After a couple of months at Walmart, I was jumping with joy when I got a temporary assignment at TD Bank’s mortgage centre, as a Customer Service Representative on the lawyer’s helpline. So when mortgage instructions were sent out to the lawyer and he did not understand certain conditions, he would call the lawyers’ helpline and speak to Shaffi q. I used the time between calls to study for my exams.

My supervisor at TD Bank was very supportive and encouraged me to apply for other positions within the Bank. I slowly progressed within TD Bank, first into a permanent position, and then as a Team Leader in the In-House Registration Department.

My wife gave up a permanent position at Futureshop to take on a temporary assignment at George Brown College, which also turned into a permanent position and she continues to rise through the ranks in the college.

Advice for Others

Be prepared to take risks. Set your goals and then work towards them. What I find is that many immigrants get comfortable and do not want to risk losing that comfort to aim higher. The doctor working as a cashier at Shoppers Drug Mart is still there because he says he cannot afford to pay to re-qualify and he needs the income to sustain his family. True. But he can afford to go on a vacation every year. He can afford a new car.

And yet every chance that he gets, he complains about lack of opportunities for skilled professionals like himself.

I would be lying if I told you what I went through was easy. It wasn’t.

Having practised as a lawyer, it was difficult to ‘go back to the books’. On the weekends and after work, I had errands to run, chores to do and wanted to spend time with my growing family. But I had my wife behind me, pushing me along, insisting that I go to the library every Saturday to do some studying.

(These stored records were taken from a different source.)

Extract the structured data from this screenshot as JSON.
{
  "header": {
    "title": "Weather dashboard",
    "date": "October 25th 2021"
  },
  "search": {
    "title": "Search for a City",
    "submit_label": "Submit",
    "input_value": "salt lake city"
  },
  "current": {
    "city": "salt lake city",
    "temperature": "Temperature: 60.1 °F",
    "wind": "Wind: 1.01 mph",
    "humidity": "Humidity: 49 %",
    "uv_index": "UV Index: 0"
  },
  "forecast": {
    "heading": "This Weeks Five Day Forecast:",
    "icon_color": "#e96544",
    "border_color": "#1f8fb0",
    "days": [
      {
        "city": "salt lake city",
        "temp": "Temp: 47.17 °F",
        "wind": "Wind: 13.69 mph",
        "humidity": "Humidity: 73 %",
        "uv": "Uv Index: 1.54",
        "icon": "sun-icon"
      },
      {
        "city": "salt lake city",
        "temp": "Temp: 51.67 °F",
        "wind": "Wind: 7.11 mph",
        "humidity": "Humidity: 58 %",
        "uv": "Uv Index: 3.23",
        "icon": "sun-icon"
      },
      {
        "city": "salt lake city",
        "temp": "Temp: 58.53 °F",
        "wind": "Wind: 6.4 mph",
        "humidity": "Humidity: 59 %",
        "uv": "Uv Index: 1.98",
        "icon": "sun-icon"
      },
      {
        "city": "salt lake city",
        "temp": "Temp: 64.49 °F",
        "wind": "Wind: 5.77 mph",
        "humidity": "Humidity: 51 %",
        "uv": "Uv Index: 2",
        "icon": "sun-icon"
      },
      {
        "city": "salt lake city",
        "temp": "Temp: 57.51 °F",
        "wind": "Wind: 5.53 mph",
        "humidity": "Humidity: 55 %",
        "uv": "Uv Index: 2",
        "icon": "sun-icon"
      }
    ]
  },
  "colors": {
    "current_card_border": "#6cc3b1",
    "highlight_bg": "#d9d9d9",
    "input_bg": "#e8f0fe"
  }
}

Once I completed my accreditation process with the Law Society, I applied for positions with law firms. But instead of applying to the large or top tier firms, I targeted the smaller, sole practitioner law firms. At this point in my life, the hands-on experience was more valuable than a higher salary. Knowing I would have to start from the bottom of the ladder, I applied for the position of law clerk. I told the interviewer that he would get a qualified lawyer for the price of a law clerk. I kept my expectations low. I did not ask for unrealistic salaries because of my experience as a lawyer. Instead, I told my potential employer what my goals were and that I was working toward my Canadian qualification. My honesty paid off. I soon found employment as a real estate clerk at a law firm in Brampton.

I articled with the same firm and upon completion of my Bar exams, I was called to the Bar of Ontario in June 2007 – four years, 11 months and 12 days after I immigrated to Canada.

I am today an associate at Aylesworth, a firm that has been in existence since 1861. People I know are saying, oh, he is lucky; he got a job with a Bay Street law firm. And to them, I say it is not luck. It was positive thinking, a supportive family and hard work. We made many sacrifices and kept our focus on our goal.

We listened to ourselves, not to the ‘put-medowners’. We reminded ourselves constantly of why we were here. And we made the extra effort to enjoy what we had.

And we are teaching our daughters to appreciate that you can wash anything off your hands, except blood.

CNM